▶ Instructions to follow: Retype all the entries word for word, but omit the pictures.

▶ Dataset extract:
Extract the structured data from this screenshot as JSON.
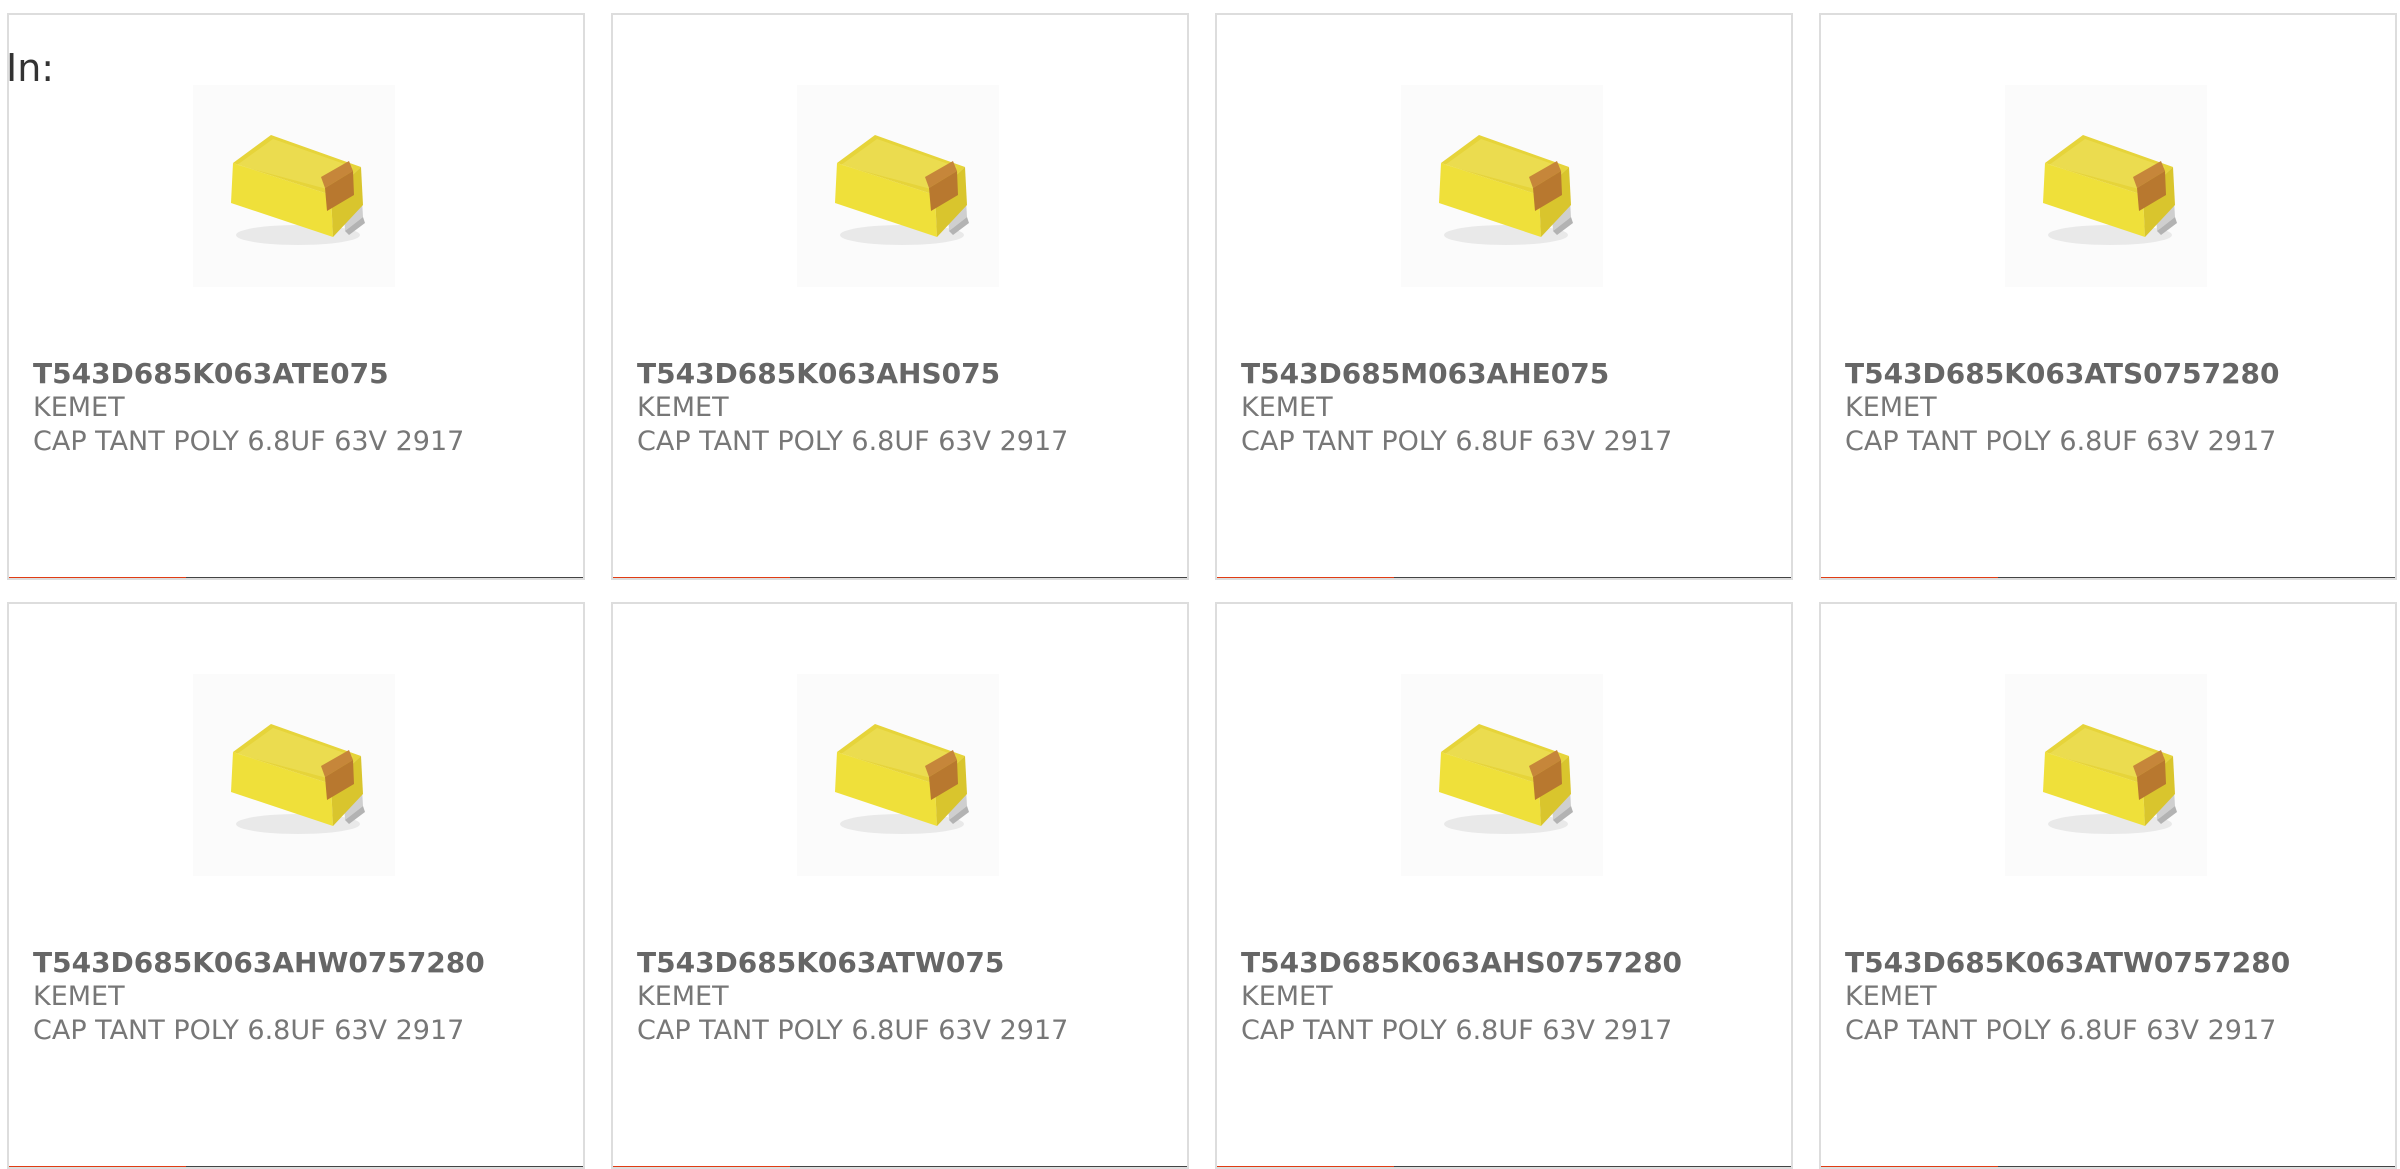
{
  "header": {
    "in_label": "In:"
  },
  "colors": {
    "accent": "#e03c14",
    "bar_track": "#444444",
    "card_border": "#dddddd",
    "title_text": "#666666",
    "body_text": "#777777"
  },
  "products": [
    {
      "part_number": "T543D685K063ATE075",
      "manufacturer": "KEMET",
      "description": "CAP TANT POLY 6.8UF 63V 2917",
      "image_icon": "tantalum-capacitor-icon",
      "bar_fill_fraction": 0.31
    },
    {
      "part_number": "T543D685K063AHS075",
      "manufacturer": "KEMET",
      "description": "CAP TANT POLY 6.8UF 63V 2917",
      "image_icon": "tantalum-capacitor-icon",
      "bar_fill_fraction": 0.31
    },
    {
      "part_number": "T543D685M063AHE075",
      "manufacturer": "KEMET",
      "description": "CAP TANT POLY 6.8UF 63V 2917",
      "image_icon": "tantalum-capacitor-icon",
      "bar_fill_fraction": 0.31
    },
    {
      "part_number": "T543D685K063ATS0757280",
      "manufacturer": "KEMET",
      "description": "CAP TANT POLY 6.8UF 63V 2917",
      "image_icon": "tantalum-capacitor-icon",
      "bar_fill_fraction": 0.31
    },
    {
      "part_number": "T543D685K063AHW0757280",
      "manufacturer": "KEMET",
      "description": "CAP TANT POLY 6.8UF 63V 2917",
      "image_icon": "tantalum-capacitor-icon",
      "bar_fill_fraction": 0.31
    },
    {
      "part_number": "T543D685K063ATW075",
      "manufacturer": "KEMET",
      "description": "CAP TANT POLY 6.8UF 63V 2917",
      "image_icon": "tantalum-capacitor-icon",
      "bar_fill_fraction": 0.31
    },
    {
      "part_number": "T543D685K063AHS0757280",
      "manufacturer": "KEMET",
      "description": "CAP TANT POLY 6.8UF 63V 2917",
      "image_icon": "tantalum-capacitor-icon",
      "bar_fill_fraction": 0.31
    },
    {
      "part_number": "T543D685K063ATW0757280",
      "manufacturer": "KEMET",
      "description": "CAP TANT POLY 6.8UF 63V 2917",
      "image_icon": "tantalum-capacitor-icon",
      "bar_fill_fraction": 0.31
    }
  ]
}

▶ Response box:
Extract the structured data from this screenshot as JSON.
{
  "header": {
    "in_label": "In:"
  },
  "colors": {
    "accent": "#e03c14",
    "bar_track": "#444444",
    "card_border": "#dddddd",
    "title_text": "#666666",
    "body_text": "#777777"
  },
  "products": [
    {
      "part_number": "T543D685K063ATE075",
      "manufacturer": "KEMET",
      "description": "CAP TANT POLY 6.8UF 63V 2917",
      "image_icon": "tantalum-capacitor-icon",
      "bar_fill_fraction": 0.31
    },
    {
      "part_number": "T543D685K063AHS075",
      "manufacturer": "KEMET",
      "description": "CAP TANT POLY 6.8UF 63V 2917",
      "image_icon": "tantalum-capacitor-icon",
      "bar_fill_fraction": 0.31
    },
    {
      "part_number": "T543D685M063AHE075",
      "manufacturer": "KEMET",
      "description": "CAP TANT POLY 6.8UF 63V 2917",
      "image_icon": "tantalum-capacitor-icon",
      "bar_fill_fraction": 0.31
    },
    {
      "part_number": "T543D685K063ATS0757280",
      "manufacturer": "KEMET",
      "description": "CAP TANT POLY 6.8UF 63V 2917",
      "image_icon": "tantalum-capacitor-icon",
      "bar_fill_fraction": 0.31
    },
    {
      "part_number": "T543D685K063AHW0757280",
      "manufacturer": "KEMET",
      "description": "CAP TANT POLY 6.8UF 63V 2917",
      "image_icon": "tantalum-capacitor-icon",
      "bar_fill_fraction": 0.31
    },
    {
      "part_number": "T543D685K063ATW075",
      "manufacturer": "KEMET",
      "description": "CAP TANT POLY 6.8UF 63V 2917",
      "image_icon": "tantalum-capacitor-icon",
      "bar_fill_fraction": 0.31
    },
    {
      "part_number": "T543D685K063AHS0757280",
      "manufacturer": "KEMET",
      "description": "CAP TANT POLY 6.8UF 63V 2917",
      "image_icon": "tantalum-capacitor-icon",
      "bar_fill_fraction": 0.31
    },
    {
      "part_number": "T543D685K063ATW0757280",
      "manufacturer": "KEMET",
      "description": "CAP TANT POLY 6.8UF 63V 2917",
      "image_icon": "tantalum-capacitor-icon",
      "bar_fill_fraction": 0.31
    }
  ]
}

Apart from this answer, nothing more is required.